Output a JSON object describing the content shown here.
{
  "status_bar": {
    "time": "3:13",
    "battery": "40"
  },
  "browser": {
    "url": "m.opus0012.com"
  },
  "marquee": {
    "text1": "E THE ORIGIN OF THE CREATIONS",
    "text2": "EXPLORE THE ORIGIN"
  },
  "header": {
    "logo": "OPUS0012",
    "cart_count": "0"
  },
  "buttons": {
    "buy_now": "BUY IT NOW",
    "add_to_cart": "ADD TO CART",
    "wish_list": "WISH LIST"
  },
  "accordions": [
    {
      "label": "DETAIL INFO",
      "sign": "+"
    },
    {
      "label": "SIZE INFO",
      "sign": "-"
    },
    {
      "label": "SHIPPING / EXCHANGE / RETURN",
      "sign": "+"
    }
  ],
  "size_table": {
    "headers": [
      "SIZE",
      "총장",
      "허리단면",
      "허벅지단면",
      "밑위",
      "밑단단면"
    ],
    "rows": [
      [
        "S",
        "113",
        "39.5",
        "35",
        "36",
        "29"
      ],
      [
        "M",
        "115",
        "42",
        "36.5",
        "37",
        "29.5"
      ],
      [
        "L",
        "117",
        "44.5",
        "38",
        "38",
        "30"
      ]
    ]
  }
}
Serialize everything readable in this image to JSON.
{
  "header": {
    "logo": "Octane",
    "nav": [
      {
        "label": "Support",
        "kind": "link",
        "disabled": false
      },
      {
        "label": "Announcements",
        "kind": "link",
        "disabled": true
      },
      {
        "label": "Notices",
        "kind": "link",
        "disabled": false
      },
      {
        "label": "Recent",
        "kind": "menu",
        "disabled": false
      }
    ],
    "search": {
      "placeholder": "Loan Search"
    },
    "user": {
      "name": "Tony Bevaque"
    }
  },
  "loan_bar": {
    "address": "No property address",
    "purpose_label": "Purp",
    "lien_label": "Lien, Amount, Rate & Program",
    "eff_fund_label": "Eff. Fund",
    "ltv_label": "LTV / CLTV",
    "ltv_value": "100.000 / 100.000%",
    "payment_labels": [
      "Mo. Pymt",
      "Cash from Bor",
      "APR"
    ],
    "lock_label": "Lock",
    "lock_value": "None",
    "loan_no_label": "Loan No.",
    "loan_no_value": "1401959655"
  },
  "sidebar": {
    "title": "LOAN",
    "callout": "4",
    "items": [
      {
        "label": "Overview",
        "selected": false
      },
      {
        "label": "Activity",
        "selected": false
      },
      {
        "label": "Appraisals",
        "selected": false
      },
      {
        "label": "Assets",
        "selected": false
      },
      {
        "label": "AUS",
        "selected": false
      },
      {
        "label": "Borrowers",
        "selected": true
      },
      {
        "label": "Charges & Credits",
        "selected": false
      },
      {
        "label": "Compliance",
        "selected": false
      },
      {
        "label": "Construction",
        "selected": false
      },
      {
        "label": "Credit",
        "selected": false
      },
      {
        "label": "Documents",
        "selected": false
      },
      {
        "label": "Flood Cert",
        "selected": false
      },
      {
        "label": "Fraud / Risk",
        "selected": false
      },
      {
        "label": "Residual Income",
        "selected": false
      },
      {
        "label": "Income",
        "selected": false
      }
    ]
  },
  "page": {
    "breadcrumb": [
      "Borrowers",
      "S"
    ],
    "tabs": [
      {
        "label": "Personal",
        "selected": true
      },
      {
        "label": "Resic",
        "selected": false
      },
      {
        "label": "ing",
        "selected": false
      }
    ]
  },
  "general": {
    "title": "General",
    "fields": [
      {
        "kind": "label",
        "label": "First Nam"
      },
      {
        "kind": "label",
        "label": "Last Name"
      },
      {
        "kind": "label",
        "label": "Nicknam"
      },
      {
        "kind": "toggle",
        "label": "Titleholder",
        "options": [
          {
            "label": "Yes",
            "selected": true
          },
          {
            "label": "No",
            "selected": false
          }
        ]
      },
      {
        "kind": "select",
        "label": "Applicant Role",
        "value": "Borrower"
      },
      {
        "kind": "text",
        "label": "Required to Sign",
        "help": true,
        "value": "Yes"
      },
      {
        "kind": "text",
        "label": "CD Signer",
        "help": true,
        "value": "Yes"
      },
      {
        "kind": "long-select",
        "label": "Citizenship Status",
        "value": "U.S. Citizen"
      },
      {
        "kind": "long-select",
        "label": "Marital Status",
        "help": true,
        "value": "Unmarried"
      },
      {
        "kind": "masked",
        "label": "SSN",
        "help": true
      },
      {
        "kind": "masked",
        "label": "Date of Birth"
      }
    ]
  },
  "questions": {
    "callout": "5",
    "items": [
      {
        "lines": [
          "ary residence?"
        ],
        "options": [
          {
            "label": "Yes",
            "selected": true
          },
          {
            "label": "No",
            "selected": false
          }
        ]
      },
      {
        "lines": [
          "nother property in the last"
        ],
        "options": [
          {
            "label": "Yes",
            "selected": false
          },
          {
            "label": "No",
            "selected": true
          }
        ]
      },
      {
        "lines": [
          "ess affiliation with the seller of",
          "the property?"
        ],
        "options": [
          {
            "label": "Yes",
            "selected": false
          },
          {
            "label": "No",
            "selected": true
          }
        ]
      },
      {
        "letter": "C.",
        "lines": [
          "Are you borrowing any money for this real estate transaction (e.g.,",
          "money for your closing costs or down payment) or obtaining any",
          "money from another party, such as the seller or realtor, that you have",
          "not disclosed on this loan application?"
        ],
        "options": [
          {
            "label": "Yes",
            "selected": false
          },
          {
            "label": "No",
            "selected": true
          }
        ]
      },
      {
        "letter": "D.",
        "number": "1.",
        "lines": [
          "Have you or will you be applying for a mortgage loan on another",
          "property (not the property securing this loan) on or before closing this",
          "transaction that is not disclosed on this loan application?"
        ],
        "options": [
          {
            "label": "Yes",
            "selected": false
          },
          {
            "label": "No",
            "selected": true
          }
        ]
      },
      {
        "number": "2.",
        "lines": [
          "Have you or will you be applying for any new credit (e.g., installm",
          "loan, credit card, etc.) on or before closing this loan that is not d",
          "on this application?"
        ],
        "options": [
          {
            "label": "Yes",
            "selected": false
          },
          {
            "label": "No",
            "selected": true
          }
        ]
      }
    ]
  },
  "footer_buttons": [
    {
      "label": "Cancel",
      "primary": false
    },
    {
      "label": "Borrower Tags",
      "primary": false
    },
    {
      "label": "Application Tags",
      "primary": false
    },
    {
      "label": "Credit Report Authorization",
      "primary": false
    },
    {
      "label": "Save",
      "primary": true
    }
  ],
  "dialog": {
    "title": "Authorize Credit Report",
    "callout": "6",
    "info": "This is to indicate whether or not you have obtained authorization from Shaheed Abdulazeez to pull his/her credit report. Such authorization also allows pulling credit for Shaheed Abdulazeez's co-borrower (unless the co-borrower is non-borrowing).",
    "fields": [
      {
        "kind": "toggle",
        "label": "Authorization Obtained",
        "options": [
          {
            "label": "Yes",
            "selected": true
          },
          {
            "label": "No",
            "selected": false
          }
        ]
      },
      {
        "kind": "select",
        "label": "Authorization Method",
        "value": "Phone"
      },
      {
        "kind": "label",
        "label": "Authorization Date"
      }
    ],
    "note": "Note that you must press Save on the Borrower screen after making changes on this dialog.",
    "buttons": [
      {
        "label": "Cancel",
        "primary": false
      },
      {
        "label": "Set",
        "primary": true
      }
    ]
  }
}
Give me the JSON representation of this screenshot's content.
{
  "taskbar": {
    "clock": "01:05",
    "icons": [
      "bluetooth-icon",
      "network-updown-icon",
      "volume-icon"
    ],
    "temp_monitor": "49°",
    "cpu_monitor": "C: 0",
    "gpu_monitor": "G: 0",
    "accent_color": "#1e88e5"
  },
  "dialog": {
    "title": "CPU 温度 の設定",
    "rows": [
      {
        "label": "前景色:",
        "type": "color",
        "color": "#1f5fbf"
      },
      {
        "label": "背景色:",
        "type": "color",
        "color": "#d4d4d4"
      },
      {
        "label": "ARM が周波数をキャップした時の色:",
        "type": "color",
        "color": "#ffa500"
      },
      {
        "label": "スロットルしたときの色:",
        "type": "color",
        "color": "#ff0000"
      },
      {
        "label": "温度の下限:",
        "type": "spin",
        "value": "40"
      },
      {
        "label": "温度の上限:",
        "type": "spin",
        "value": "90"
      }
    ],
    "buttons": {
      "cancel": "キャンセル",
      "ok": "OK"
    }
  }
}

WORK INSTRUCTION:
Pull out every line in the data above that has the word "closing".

SOLUTION:
          "money for your closing costs or down payment) or obtaining any",
          "property (not the property securing this loan) on or before closing this",
          "loan, credit card, etc.) on or before closing this loan that is not d",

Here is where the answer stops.